Guenter B. Risse
New Medical Challenges explores a wide range of social and medical practices, exposing the contradictions and ambiguities found in eighteenth-century Scottish health, science and medicine. The overall picture casts further light on the nature of the Enlightenment as a cultural phenomenon.
Commercial society created new jobs, wealth and desires, that threatened contemporary values and physical health. Both luxury and poverty took their toll, spawning disease among the affluent and the poor. A number of key issues are examined, including the role of charity, medical debates and competition, vivisection, and diseases of the time – such as ‘pulmonary consumption’, ‘mill reek’ and ‘ague’. Special chapters are devoted to ‘female troubles’, ‘hysteria’ and ‘hypochondriasis’, showing the evolving relationships across gender and class lines between poor patients and their physicians.
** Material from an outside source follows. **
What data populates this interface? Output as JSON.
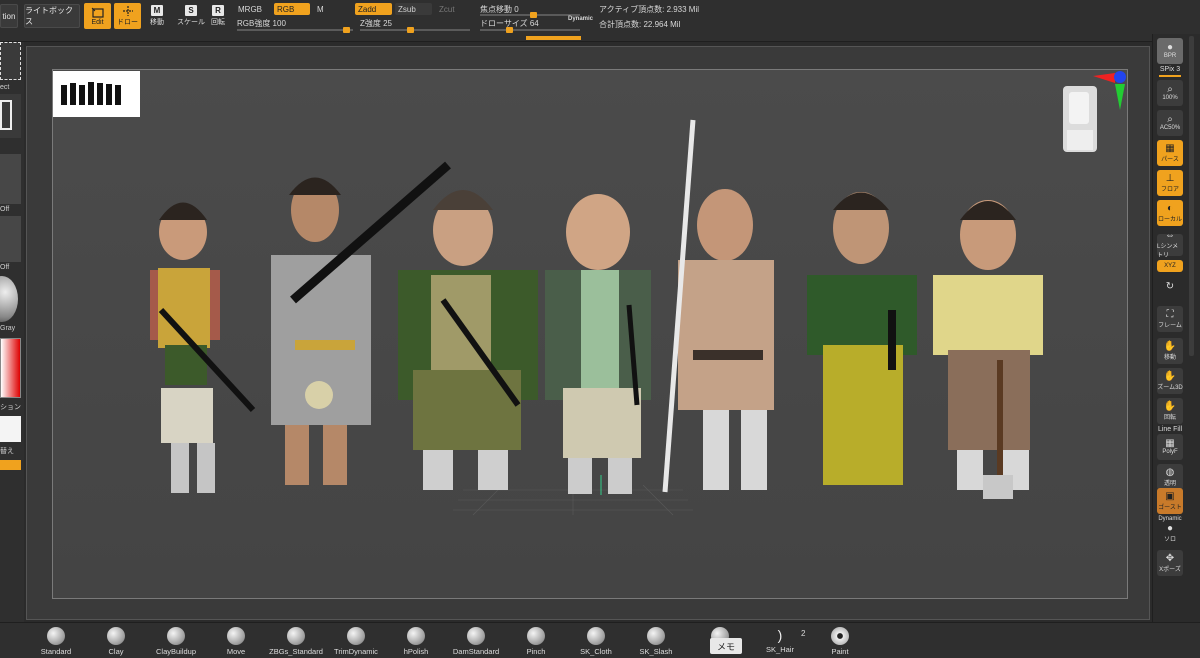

To place medical ideas and practices into proper context, the essays offer extensive background information and rediscover the lost voices of prominent physicians involved in promoting health and battling illness. Thanks to the richness of seldom-tapped archival sources – book manuscripts, consultation letters, hospital registration and management records, together with student essays, lecture notes and notebooks – the selected episodes expose a world of uncertainty, confusion and paradox.
New Medical Challenges tells a wide range of stories that will be of great interest to a broad readership concerned with past health issues.